Try it
A faithful copy of every entry is the goal; keep the images out of it.
(Beginning of Data supplied)
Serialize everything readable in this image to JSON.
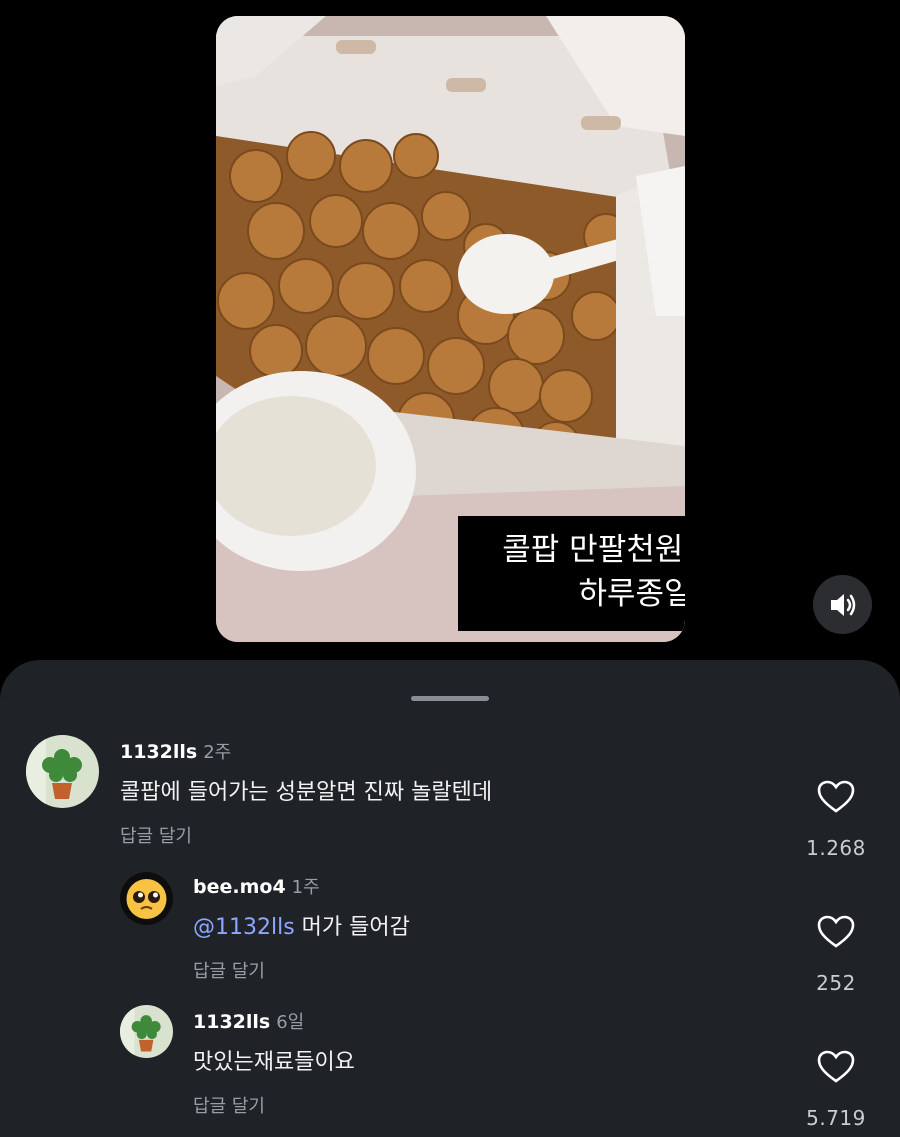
{
  "video": {
    "caption_line1": "콜팝 만팔천원어치 시키고",
    "caption_line2": "하루종일 먹음",
    "mute_icon": "speaker-volume-icon"
  },
  "comments": [
    {
      "username": "1132lls",
      "time": "2주",
      "text": "콜팝에 들어가는 성분알면 진짜 놀랄텐데",
      "reply_label": "답글 달기",
      "likes": "1.268",
      "avatar_icon": "plant-avatar"
    },
    {
      "username": "bee.mo4",
      "time": "1주",
      "mention": "@1132lls",
      "text": " 머가 들어감",
      "reply_label": "답글 달기",
      "likes": "252",
      "avatar_icon": "pleading-face-emoji"
    },
    {
      "username": "1132lls",
      "time": "6일",
      "text": "맛있는재료들이요",
      "reply_label": "답글 달기",
      "likes": "5.719",
      "avatar_icon": "plant-avatar"
    }
  ],
  "colors": {
    "sheet_bg": "#1f2328",
    "mention": "#8ea8ff",
    "muted_text": "#9a9ea4"
  }
}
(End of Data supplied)
Written answer
Serialize everything readable in this image to JSON.
{
  "video": {
    "caption_line1": "콜팝 만팔천원어치 시키고",
    "caption_line2": "하루종일 먹음",
    "mute_icon": "speaker-volume-icon"
  },
  "comments": [
    {
      "username": "1132lls",
      "time": "2주",
      "text": "콜팝에 들어가는 성분알면 진짜 놀랄텐데",
      "reply_label": "답글 달기",
      "likes": "1.268",
      "avatar_icon": "plant-avatar"
    },
    {
      "username": "bee.mo4",
      "time": "1주",
      "mention": "@1132lls",
      "text": " 머가 들어감",
      "reply_label": "답글 달기",
      "likes": "252",
      "avatar_icon": "pleading-face-emoji"
    },
    {
      "username": "1132lls",
      "time": "6일",
      "text": "맛있는재료들이요",
      "reply_label": "답글 달기",
      "likes": "5.719",
      "avatar_icon": "plant-avatar"
    }
  ],
  "colors": {
    "sheet_bg": "#1f2328",
    "mention": "#8ea8ff",
    "muted_text": "#9a9ea4"
  }
}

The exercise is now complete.